> **AVAILABLE DATA**:
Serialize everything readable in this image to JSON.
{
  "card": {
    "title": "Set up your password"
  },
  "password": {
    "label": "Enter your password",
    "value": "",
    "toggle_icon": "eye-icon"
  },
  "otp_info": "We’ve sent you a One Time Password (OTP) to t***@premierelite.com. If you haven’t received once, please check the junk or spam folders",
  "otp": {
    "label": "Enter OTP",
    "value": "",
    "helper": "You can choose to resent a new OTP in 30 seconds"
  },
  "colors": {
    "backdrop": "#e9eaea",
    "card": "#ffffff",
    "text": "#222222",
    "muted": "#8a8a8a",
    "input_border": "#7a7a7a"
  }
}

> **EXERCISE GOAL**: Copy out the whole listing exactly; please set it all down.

> **YOUR RESPONSE**:
Serialize everything readable in this image to JSON.
{
  "card": {
    "title": "Set up your password"
  },
  "password": {
    "label": "Enter your password",
    "value": "",
    "toggle_icon": "eye-icon"
  },
  "otp_info": "We’ve sent you a One Time Password (OTP) to t***@premierelite.com. If you haven’t received once, please check the junk or spam folders",
  "otp": {
    "label": "Enter OTP",
    "value": "",
    "helper": "You can choose to resent a new OTP in 30 seconds"
  },
  "colors": {
    "backdrop": "#e9eaea",
    "card": "#ffffff",
    "text": "#222222",
    "muted": "#8a8a8a",
    "input_border": "#7a7a7a"
  }
}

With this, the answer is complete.